[Your task] Print out the entries below with no edits.

━━━ Supplied records

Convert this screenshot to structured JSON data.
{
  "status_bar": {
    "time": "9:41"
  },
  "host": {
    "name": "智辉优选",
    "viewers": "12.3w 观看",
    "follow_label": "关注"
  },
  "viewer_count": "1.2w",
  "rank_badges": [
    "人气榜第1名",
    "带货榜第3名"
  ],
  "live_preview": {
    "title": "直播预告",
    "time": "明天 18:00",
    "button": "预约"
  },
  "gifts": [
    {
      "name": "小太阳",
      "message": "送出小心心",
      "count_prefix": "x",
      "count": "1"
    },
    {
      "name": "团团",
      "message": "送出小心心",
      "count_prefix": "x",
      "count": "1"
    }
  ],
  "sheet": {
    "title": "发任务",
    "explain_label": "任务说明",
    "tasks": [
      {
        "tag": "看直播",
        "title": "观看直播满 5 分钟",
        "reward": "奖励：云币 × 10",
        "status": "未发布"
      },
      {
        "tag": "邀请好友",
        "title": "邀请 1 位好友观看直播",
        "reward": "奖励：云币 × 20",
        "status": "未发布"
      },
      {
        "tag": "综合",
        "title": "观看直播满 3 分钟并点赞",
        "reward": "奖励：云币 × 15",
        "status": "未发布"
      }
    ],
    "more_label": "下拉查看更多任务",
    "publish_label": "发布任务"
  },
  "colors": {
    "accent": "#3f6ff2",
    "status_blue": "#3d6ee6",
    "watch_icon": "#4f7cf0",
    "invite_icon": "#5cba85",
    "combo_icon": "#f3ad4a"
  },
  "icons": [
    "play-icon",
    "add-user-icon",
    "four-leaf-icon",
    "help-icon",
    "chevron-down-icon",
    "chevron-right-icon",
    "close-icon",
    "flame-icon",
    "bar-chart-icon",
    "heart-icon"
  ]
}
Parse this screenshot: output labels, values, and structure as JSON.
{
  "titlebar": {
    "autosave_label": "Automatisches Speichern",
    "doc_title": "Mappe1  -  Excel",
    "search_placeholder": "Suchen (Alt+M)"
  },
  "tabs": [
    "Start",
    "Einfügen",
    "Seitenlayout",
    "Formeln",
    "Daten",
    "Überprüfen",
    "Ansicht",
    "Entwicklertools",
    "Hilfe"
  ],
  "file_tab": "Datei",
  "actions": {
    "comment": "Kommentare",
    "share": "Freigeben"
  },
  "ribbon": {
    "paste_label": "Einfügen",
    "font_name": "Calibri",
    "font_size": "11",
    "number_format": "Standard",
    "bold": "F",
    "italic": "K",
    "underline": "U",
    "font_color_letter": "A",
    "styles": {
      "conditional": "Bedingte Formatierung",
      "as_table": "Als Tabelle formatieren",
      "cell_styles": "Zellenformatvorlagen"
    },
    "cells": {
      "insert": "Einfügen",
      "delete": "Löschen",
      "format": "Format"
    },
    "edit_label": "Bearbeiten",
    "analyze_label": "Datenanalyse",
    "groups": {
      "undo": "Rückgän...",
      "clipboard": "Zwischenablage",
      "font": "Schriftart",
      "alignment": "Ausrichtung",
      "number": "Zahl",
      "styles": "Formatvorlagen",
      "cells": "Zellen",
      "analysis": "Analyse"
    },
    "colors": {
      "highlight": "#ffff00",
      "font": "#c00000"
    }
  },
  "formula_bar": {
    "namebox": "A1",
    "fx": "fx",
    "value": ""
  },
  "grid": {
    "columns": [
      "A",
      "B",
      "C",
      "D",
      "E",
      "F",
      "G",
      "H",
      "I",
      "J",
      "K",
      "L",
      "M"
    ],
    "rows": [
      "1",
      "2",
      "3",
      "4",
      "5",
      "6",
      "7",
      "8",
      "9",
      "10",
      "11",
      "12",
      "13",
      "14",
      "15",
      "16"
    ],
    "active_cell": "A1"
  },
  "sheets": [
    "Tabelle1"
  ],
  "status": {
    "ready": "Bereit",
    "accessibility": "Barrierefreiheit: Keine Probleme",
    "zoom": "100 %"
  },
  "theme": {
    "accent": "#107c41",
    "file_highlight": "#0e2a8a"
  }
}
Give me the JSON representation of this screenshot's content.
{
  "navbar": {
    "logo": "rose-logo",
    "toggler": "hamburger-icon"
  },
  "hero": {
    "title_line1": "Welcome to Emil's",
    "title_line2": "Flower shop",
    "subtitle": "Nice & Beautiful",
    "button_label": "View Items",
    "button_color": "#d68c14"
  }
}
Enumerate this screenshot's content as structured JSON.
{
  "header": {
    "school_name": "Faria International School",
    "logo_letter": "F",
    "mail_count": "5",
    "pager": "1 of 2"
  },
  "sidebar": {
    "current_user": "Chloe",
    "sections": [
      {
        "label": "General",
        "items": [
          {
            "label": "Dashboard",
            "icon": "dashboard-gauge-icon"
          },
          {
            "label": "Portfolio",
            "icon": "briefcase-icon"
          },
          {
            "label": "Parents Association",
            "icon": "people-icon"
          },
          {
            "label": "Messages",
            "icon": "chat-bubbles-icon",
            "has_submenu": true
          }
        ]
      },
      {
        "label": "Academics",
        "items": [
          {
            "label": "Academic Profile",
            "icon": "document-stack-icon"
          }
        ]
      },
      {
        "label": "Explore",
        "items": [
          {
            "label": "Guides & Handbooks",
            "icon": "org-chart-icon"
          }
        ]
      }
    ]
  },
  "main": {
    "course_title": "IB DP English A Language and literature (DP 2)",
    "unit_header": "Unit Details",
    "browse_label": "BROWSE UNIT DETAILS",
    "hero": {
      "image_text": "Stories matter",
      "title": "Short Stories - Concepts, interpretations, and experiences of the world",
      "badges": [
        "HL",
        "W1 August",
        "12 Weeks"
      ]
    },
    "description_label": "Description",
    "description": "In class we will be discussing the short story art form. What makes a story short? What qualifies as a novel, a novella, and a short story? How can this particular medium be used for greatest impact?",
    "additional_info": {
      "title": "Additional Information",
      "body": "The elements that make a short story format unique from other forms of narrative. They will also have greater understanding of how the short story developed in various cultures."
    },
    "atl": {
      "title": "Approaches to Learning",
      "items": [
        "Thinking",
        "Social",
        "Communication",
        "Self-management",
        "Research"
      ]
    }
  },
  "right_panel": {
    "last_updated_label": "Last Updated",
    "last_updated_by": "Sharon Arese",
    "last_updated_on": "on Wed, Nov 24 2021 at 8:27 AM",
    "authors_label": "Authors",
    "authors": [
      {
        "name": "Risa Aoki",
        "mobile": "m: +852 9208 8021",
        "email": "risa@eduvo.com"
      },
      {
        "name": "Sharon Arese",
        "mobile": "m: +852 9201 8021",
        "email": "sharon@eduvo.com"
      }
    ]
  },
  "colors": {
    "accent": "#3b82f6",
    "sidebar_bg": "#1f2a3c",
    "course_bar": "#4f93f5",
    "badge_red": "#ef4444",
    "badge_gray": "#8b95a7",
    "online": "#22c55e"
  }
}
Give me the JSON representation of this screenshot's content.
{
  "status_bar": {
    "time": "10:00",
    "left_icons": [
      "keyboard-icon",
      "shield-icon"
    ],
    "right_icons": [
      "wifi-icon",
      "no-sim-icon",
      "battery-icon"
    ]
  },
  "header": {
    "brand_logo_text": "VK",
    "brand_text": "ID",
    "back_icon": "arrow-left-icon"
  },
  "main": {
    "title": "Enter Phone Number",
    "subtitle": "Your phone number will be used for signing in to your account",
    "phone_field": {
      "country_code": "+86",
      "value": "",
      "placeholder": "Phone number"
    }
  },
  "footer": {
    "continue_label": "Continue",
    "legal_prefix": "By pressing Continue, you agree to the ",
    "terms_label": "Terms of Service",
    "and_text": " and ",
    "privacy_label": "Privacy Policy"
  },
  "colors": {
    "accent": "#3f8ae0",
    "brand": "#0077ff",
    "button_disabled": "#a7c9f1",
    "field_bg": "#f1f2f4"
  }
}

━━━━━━

[Written answer]
Convert this screenshot to structured JSON data.
{
  "status_bar": {
    "time": "9:41"
  },
  "host": {
    "name": "智辉优选",
    "viewers": "12.3w 观看",
    "follow_label": "关注"
  },
  "viewer_count": "1.2w",
  "rank_badges": [
    "人气榜第1名",
    "带货榜第3名"
  ],
  "live_preview": {
    "title": "直播预告",
    "time": "明天 18:00",
    "button": "预约"
  },
  "gifts": [
    {
      "name": "小太阳",
      "message": "送出小心心",
      "count_prefix": "x",
      "count": "1"
    },
    {
      "name": "团团",
      "message": "送出小心心",
      "count_prefix": "x",
      "count": "1"
    }
  ],
  "sheet": {
    "title": "发任务",
    "explain_label": "任务说明",
    "tasks": [
      {
        "tag": "看直播",
        "title": "观看直播满 5 分钟",
        "reward": "奖励：云币 × 10",
        "status": "未发布"
      },
      {
        "tag": "邀请好友",
        "title": "邀请 1 位好友观看直播",
        "reward": "奖励：云币 × 20",
        "status": "未发布"
      },
      {
        "tag": "综合",
        "title": "观看直播满 3 分钟并点赞",
        "reward": "奖励：云币 × 15",
        "status": "未发布"
      }
    ],
    "more_label": "下拉查看更多任务",
    "publish_label": "发布任务"
  },
  "colors": {
    "accent": "#3f6ff2",
    "status_blue": "#3d6ee6",
    "watch_icon": "#4f7cf0",
    "invite_icon": "#5cba85",
    "combo_icon": "#f3ad4a"
  },
  "icons": [
    "play-icon",
    "add-user-icon",
    "four-leaf-icon",
    "help-icon",
    "chevron-down-icon",
    "chevron-right-icon",
    "close-icon",
    "flame-icon",
    "bar-chart-icon",
    "heart-icon"
  ]
}
Parse this screenshot: output labels, values, and structure as JSON.
{
  "titlebar": {
    "autosave_label": "Automatisches Speichern",
    "doc_title": "Mappe1  -  Excel",
    "search_placeholder": "Suchen (Alt+M)"
  },
  "tabs": [
    "Start",
    "Einfügen",
    "Seitenlayout",
    "Formeln",
    "Daten",
    "Überprüfen",
    "Ansicht",
    "Entwicklertools",
    "Hilfe"
  ],
  "file_tab": "Datei",
  "actions": {
    "comment": "Kommentare",
    "share": "Freigeben"
  },
  "ribbon": {
    "paste_label": "Einfügen",
    "font_name": "Calibri",
    "font_size": "11",
    "number_format": "Standard",
    "bold": "F",
    "italic": "K",
    "underline": "U",
    "font_color_letter": "A",
    "styles": {
      "conditional": "Bedingte Formatierung",
      "as_table": "Als Tabelle formatieren",
      "cell_styles": "Zellenformatvorlagen"
    },
    "cells": {
      "insert": "Einfügen",
      "delete": "Löschen",
      "format": "Format"
    },
    "edit_label": "Bearbeiten",
    "analyze_label": "Datenanalyse",
    "groups": {
      "undo": "Rückgän...",
      "clipboard": "Zwischenablage",
      "font": "Schriftart",
      "alignment": "Ausrichtung",
      "number": "Zahl",
      "styles": "Formatvorlagen",
      "cells": "Zellen",
      "analysis": "Analyse"
    },
    "colors": {
      "highlight": "#ffff00",
      "font": "#c00000"
    }
  },
  "formula_bar": {
    "namebox": "A1",
    "fx": "fx",
    "value": ""
  },
  "grid": {
    "columns": [
      "A",
      "B",
      "C",
      "D",
      "E",
      "F",
      "G",
      "H",
      "I",
      "J",
      "K",
      "L",
      "M"
    ],
    "rows": [
      "1",
      "2",
      "3",
      "4",
      "5",
      "6",
      "7",
      "8",
      "9",
      "10",
      "11",
      "12",
      "13",
      "14",
      "15",
      "16"
    ],
    "active_cell": "A1"
  },
  "sheets": [
    "Tabelle1"
  ],
  "status": {
    "ready": "Bereit",
    "accessibility": "Barrierefreiheit: Keine Probleme",
    "zoom": "100 %"
  },
  "theme": {
    "accent": "#107c41",
    "file_highlight": "#0e2a8a"
  }
}
Give me the JSON representation of this screenshot's content.
{
  "navbar": {
    "logo": "rose-logo",
    "toggler": "hamburger-icon"
  },
  "hero": {
    "title_line1": "Welcome to Emil's",
    "title_line2": "Flower shop",
    "subtitle": "Nice & Beautiful",
    "button_label": "View Items",
    "button_color": "#d68c14"
  }
}
Enumerate this screenshot's content as structured JSON.
{
  "header": {
    "school_name": "Faria International School",
    "logo_letter": "F",
    "mail_count": "5",
    "pager": "1 of 2"
  },
  "sidebar": {
    "current_user": "Chloe",
    "sections": [
      {
        "label": "General",
        "items": [
          {
            "label": "Dashboard",
            "icon": "dashboard-gauge-icon"
          },
          {
            "label": "Portfolio",
            "icon": "briefcase-icon"
          },
          {
            "label": "Parents Association",
            "icon": "people-icon"
          },
          {
            "label": "Messages",
            "icon": "chat-bubbles-icon",
            "has_submenu": true
          }
        ]
      },
      {
        "label": "Academics",
        "items": [
          {
            "label": "Academic Profile",
            "icon": "document-stack-icon"
          }
        ]
      },
      {
        "label": "Explore",
        "items": [
          {
            "label": "Guides & Handbooks",
            "icon": "org-chart-icon"
          }
        ]
      }
    ]
  },
  "main": {
    "course_title": "IB DP English A Language and literature (DP 2)",
    "unit_header": "Unit Details",
    "browse_label": "BROWSE UNIT DETAILS",
    "hero": {
      "image_text": "Stories matter",
      "title": "Short Stories - Concepts, interpretations, and experiences of the world",
      "badges": [
        "HL",
        "W1 August",
        "12 Weeks"
      ]
    },
    "description_label": "Description",
    "description": "In class we will be discussing the short story art form. What makes a story short? What qualifies as a novel, a novella, and a short story? How can this particular medium be used for greatest impact?",
    "additional_info": {
      "title": "Additional Information",
      "body": "The elements that make a short story format unique from other forms of narrative. They will also have greater understanding of how the short story developed in various cultures."
    },
    "atl": {
      "title": "Approaches to Learning",
      "items": [
        "Thinking",
        "Social",
        "Communication",
        "Self-management",
        "Research"
      ]
    }
  },
  "right_panel": {
    "last_updated_label": "Last Updated",
    "last_updated_by": "Sharon Arese",
    "last_updated_on": "on Wed, Nov 24 2021 at 8:27 AM",
    "authors_label": "Authors",
    "authors": [
      {
        "name": "Risa Aoki",
        "mobile": "m: +852 9208 8021",
        "email": "risa@eduvo.com"
      },
      {
        "name": "Sharon Arese",
        "mobile": "m: +852 9201 8021",
        "email": "sharon@eduvo.com"
      }
    ]
  },
  "colors": {
    "accent": "#3b82f6",
    "sidebar_bg": "#1f2a3c",
    "course_bar": "#4f93f5",
    "badge_red": "#ef4444",
    "badge_gray": "#8b95a7",
    "online": "#22c55e"
  }
}
Give me the JSON representation of this screenshot's content.
{
  "status_bar": {
    "time": "10:00",
    "left_icons": [
      "keyboard-icon",
      "shield-icon"
    ],
    "right_icons": [
      "wifi-icon",
      "no-sim-icon",
      "battery-icon"
    ]
  },
  "header": {
    "brand_logo_text": "VK",
    "brand_text": "ID",
    "back_icon": "arrow-left-icon"
  },
  "main": {
    "title": "Enter Phone Number",
    "subtitle": "Your phone number will be used for signing in to your account",
    "phone_field": {
      "country_code": "+86",
      "value": "",
      "placeholder": "Phone number"
    }
  },
  "footer": {
    "continue_label": "Continue",
    "legal_prefix": "By pressing Continue, you agree to the ",
    "terms_label": "Terms of Service",
    "and_text": " and ",
    "privacy_label": "Privacy Policy"
  },
  "colors": {
    "accent": "#3f8ae0",
    "brand": "#0077ff",
    "button_disabled": "#a7c9f1",
    "field_bg": "#f1f2f4"
  }
}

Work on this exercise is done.